▸ **Requirement**: Among the entries below, tally each line where the word "icon" appears and state only the total.

*** Data records Section Begins ***

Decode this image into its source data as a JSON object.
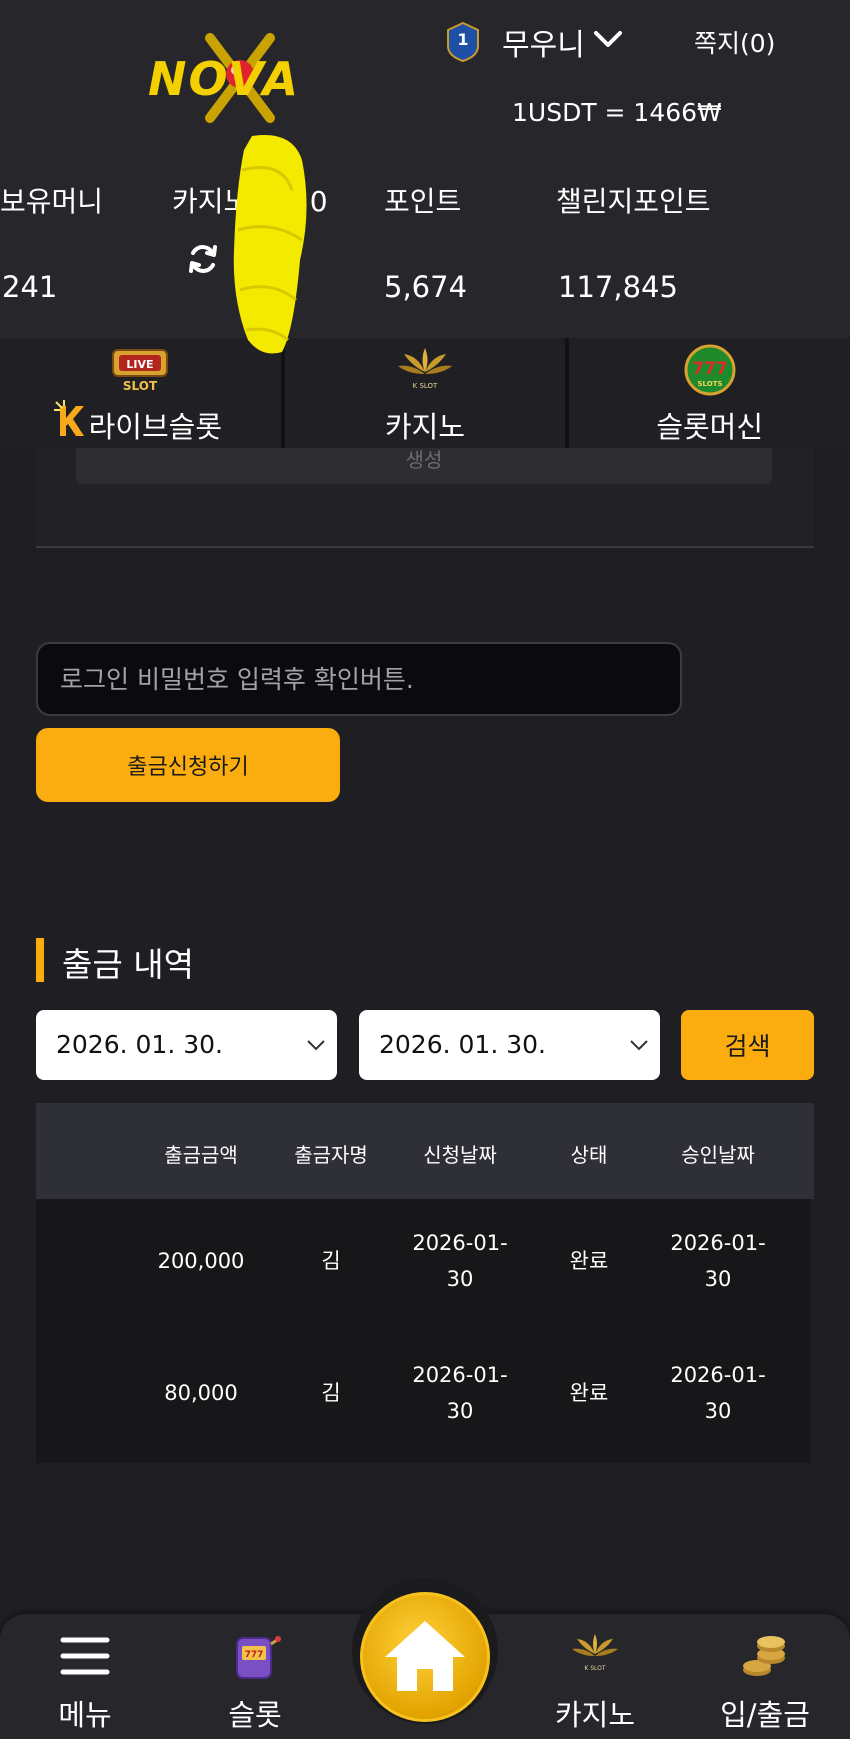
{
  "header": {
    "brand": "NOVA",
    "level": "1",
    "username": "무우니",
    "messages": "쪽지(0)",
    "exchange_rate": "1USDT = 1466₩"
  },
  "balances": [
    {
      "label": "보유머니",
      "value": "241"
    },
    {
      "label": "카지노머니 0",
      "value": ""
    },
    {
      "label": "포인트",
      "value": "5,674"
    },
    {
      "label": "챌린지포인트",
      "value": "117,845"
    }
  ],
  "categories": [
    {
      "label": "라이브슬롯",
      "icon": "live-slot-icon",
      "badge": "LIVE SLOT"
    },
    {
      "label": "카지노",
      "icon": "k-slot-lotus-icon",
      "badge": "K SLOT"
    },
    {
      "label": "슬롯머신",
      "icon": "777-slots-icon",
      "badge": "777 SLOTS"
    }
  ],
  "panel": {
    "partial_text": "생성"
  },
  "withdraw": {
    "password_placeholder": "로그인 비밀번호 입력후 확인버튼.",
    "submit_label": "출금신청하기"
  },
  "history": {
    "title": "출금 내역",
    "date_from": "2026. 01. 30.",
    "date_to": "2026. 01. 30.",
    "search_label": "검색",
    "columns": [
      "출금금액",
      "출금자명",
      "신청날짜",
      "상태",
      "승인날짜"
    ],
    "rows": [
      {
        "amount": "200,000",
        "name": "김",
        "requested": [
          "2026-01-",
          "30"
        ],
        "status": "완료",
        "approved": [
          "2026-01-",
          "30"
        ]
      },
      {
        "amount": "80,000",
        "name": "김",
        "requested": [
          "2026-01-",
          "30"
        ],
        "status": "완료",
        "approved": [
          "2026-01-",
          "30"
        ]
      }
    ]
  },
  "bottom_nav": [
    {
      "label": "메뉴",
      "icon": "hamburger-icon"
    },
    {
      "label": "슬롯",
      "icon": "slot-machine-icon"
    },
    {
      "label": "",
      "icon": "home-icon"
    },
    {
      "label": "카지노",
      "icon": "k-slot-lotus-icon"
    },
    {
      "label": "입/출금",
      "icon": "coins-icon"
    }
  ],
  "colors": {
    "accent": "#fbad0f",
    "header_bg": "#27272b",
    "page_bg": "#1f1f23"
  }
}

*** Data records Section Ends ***

▸ **Output below**: 8